In Germany, the soil was particularly fertile for vitalistic Naturphilosophie, given its congeniality with philosophical and cultural romanticism prevalent at the time. It influenced the "experiential science" that emphasized holistic and qualitative aspects over Newtonian mathematized mechanics. Pfaff, for example, tells us in Der Elektro-Magnetismus (1824):
"A physical explanation penetrates further than a so-to-speak mathematical explanation, which gives only a formula for the quantitative determination of the phenomena. It seeks to represent the phenomena in their larger general connections with the whole of nature and to connect the fact with which the

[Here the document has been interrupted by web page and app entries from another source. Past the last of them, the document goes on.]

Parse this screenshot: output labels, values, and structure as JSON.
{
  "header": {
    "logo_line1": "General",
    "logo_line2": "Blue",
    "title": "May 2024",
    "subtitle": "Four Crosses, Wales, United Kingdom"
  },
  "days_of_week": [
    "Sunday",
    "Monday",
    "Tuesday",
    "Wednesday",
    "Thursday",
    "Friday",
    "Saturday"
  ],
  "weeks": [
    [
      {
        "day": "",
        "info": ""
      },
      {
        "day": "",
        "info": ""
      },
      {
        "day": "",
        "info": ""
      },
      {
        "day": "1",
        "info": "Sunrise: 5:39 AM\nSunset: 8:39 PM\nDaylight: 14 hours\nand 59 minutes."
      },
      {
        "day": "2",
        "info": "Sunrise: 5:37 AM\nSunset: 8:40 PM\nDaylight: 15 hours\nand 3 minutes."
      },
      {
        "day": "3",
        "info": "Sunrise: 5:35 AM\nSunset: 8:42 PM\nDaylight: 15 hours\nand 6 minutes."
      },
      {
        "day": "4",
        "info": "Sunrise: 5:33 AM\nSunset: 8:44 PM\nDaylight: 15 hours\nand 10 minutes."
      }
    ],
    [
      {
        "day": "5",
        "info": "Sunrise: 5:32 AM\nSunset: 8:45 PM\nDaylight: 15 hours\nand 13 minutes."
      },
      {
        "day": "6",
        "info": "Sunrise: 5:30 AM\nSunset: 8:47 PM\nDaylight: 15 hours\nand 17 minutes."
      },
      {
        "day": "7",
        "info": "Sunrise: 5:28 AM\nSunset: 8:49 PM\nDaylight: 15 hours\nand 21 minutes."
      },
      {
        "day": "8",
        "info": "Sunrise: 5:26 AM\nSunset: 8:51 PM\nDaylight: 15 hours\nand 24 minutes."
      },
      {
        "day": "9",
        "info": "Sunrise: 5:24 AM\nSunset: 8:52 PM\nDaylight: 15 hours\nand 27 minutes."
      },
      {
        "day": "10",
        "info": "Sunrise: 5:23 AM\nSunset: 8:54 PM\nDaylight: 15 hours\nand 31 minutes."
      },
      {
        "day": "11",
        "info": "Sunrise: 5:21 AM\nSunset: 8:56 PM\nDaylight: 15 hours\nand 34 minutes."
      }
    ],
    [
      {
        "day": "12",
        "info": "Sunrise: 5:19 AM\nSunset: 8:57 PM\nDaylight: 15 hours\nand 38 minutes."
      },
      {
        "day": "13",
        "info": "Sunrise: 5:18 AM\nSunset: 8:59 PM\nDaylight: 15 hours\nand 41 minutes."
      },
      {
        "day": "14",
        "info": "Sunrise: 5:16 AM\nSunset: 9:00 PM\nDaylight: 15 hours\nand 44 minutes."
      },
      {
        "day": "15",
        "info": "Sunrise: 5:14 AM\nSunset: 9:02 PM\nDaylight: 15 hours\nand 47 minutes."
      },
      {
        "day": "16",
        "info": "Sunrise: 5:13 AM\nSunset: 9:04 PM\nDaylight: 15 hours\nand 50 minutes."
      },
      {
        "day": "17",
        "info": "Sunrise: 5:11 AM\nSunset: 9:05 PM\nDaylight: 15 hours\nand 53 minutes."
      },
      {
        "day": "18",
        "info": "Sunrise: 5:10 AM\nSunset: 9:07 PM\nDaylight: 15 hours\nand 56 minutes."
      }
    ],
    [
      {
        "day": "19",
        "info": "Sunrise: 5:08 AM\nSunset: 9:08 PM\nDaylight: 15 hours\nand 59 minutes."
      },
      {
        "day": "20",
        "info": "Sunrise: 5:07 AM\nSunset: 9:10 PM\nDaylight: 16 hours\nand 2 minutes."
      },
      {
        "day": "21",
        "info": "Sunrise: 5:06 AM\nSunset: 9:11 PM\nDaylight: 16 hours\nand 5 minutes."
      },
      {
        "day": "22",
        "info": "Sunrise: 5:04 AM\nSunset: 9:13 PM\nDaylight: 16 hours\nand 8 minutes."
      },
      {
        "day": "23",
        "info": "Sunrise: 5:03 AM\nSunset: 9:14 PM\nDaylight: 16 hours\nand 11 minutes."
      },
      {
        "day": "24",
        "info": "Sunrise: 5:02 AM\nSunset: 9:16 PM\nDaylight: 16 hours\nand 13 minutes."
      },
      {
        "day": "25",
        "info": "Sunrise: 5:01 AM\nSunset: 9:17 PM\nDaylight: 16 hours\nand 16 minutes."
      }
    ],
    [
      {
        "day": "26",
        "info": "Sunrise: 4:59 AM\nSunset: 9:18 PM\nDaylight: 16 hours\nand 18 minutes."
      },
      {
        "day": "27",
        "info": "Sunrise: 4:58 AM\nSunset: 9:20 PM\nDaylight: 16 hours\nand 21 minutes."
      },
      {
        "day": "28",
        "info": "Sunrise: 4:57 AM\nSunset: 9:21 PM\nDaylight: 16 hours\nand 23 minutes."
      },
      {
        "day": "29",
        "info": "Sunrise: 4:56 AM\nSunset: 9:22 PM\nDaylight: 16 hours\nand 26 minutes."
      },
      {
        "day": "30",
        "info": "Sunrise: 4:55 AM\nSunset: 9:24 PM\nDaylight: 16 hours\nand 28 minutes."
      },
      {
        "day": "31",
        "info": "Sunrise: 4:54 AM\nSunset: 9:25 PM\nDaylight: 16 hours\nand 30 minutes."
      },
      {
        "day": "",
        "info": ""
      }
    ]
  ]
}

mathematical construction starts still higher with the essence of
the forces of nature themselves and thus to give an account of the
qualitative [aspects] of the phenomena".
One can see where Goethe's and Hegel's quarrel with Newton comes from. Schelling took his science from another "experiential" scientist, Ritter, see Schelling and experiential science by Breidbach:
"His terminology describing the potentialities and polarities of nature was formed during Schelling's collaboration with the physicist Johann Wilhelm Ritter. This scientist adopted the schema Schelling had developed for the categorization of natural phenomena to describe the peculiar facts that interested him in his area of research. Thus Ritter was able to develop a classification of the various phenomena of animal galvanism. Thus it can be shown that the idealistic "Naturphilosophie" was part of the scientific culture of about 1800. It is to be interpreted as philosophy of science and has to be evaluated not only in a philosophically systematic way but in particular in its influence on the way scientific categories were ordered at the time. Thereby it can be shown that the idealistic vocabulary had close correspondence to French morphology and English Natural Theology."
For more on the said culture, and its soon to come generational abandonment, see Caneva, From Galvanism to Electrodynamics:
"The abstractness of the physics of the younger generation contrasts
sharply with the qualitative Anschaulichkeit of concretizing science.
Against the former notion that one of the tasks of science was to
capture the essence of the phenomena, the new physics dropped the
requirement that a theory should provide a true representation of
physical reality [...] It is less important that men like Neumann, Fechner, and Liebig eventually turned from Naturphilosophie - and only Liebig spoke contemptuously of it later on - than that the younger generation as a whole felt no sympathy toward the way science was pursued by the members of the older generation of concretizing scientists and declined to take them as models. The failure of the latters' teaching to meet their students' expectations encouraged the younger men to forge their own model of science."